▶ **WHAT IS NEEDED**: Return each line of the data below that contains the string "Bridge".

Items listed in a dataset
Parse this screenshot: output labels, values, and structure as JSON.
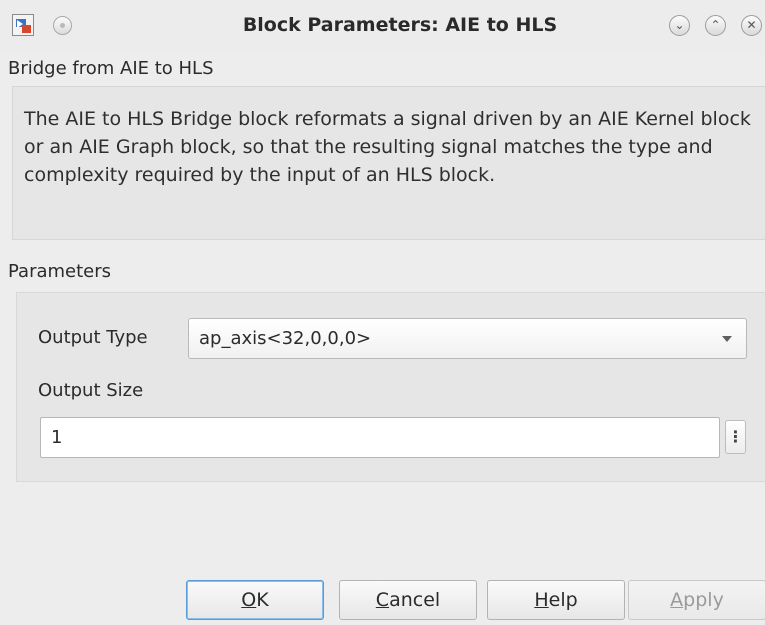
{
  "window": {
    "title": "Block Parameters: AIE to HLS",
    "icons": {
      "app": "simulink-block-icon",
      "menu": "window-menu-icon",
      "minimize": "minimize-icon",
      "maximize": "maximize-icon",
      "close": "close-icon"
    }
  },
  "header": {
    "subtitle": "Bridge from AIE to HLS",
    "description": "The AIE to HLS Bridge block reformats a signal driven by an AIE Kernel block or an AIE Graph block, so that the resulting signal matches the type and complexity required by the input of an HLS block."
  },
  "parameters": {
    "section_label": "Parameters",
    "output_type": {
      "label": "Output Type",
      "value": "ap_axis<32,0,0,0>"
    },
    "output_size": {
      "label": "Output Size",
      "value": "1"
    }
  },
  "buttons": {
    "ok": {
      "mnemonic": "O",
      "rest": "K"
    },
    "cancel": {
      "mnemonic": "C",
      "rest": "ancel"
    },
    "help": {
      "mnemonic": "H",
      "rest": "elp"
    },
    "apply": {
      "mnemonic": "A",
      "rest": "pply"
    }
  },
  "colors": {
    "window_bg": "#ededed",
    "panel_bg": "#e6e6e6",
    "default_button_border": "#5d9ad8",
    "disabled_text": "#9a9a9a"
  }
}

▶ **EXPECTED ANSWER**:
    "subtitle": "Bridge from AIE to HLS",
    "description": "The AIE to HLS Bridge block reformats a signal driven by an AIE Kernel block or an AIE Graph block, so that the resulting signal matches the type and complexity required by the input of an HLS block."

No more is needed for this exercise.